Another facility operated by Ranbaxy Laboratories in India is reported to have failed an inspection by the FDA, potentially adding to its regulatory compliance issues.
A report in India's Business Standard newspaper suggests that Ranbaxy has been issued with a Form 483 notice by the FDA in the wake of an inspection at its plant in Mohali, one of its main production locations in India.
The article also suggests that problems at Mohali were also behind the company's difficulty in securing US approval for its generic version of Novartis' big-selling antihypertensive Diovan (valsartan), which was due to reach the market in September 2012 with first-to-file exclusivity, but remains delayed.
Ranbaxy has been under pressure in the last few years after quality problems at two other facilities in Ponta Sahib and Dewas led to a consent decree with the FDA, which resulted in an import ban and ultimately the imposition of a $500 million fine last month by the US government for selling adulterated medicines.

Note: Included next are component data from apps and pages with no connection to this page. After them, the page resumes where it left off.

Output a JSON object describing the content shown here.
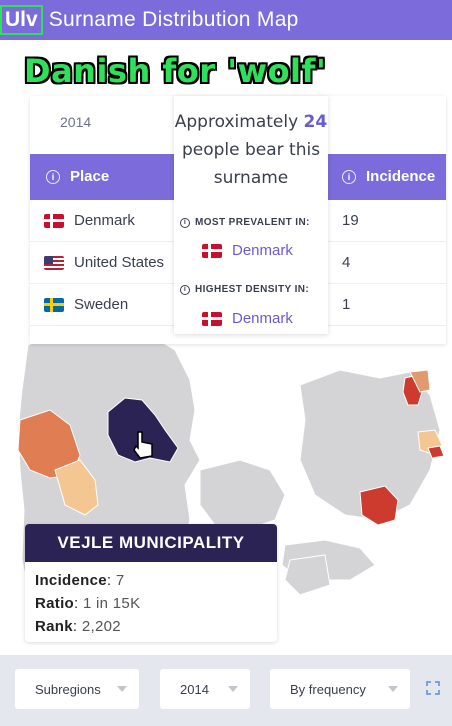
{
  "header": {
    "surname_badge": "Ulv",
    "title": "Surname Distribution Map"
  },
  "caption": "Danish for 'wolf'",
  "table": {
    "year": "2014",
    "col_place": "Place",
    "col_incidence": "Incidence",
    "rows": [
      {
        "place": "Denmark",
        "incidence": "19",
        "flag": "denmark-flag-icon"
      },
      {
        "place": "United States",
        "incidence": "4",
        "flag": "usa-flag-icon"
      },
      {
        "place": "Sweden",
        "incidence": "1",
        "flag": "sweden-flag-icon"
      }
    ]
  },
  "popup": {
    "approx_prefix": "Approximately",
    "count": "24",
    "approx_suffix": "people bear this surname",
    "most_prevalent_label": "MOST PREVALENT IN:",
    "most_prevalent_value": "Denmark",
    "highest_density_label": "HIGHEST DENSITY IN:",
    "highest_density_value": "Denmark"
  },
  "municipality": {
    "name": "VEJLE MUNICIPALITY",
    "incidence_label": "Incidence",
    "incidence_value": "7",
    "ratio_label": "Ratio",
    "ratio_value": "1 in 15K",
    "rank_label": "Rank",
    "rank_value": "2,202"
  },
  "controls": {
    "subregions": "Subregions",
    "year": "2014",
    "sort": "By frequency"
  },
  "colors": {
    "accent": "#7b6bdb",
    "dark": "#2a2354",
    "highlight": "#2fe05a",
    "heat_high": "#cc3b2e",
    "heat_mid": "#e07d52",
    "heat_low": "#f4c792"
  }
}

Ranbaxy had admitted to distributing adulterated drugs that were produced at Paonta Sahib in 2005 and 2006, including batches of acne therapy Sotret (isotretinoin), gabapentin for epilepsy and the antibiotic ciprofloxacin.
Quality lapses continue to plague the company, however, and towards the end of last year, glass contamination led to a recall of a generic atorvastatin product that is made at Mohali and a US facility in New Brunswick operated by Ranbaxy's Ohm Laboratories subsidiary. The company has not indicated which of the plants made the recalled batches.
Ranbaxy has played down the situation at Mohali, saying that it intends to start shipping generic atorvastatin from the plant in the next few months and that it continues to make regulatory filings for products made at the plant. It has declined to comment on whether a Form 483 has in fact been issued.
Last month the Indian company issued a statement highlighting some of the initiatives it has undertaken to bring its operations into compliance, including investments of more than $300 million to upgrade its manufacturing network and boosting the headcount in its quality operations by 36% since 2010.
Indian court rejects domestic probe push
There was better news for Ranbaxy this week however when India's Supreme Court dismissed a lawsuit attempting to open an investigation into whether Ranbaxy has been manufacturing and selling substandard medicines on the domestic market.
The suit was rejected on the grounds that the petitioner (ML Sharma) had based his arguments on the legal proceedings against Ranbaxy in the US, and had no evidence to proffer of wrongdoing in the Indian market.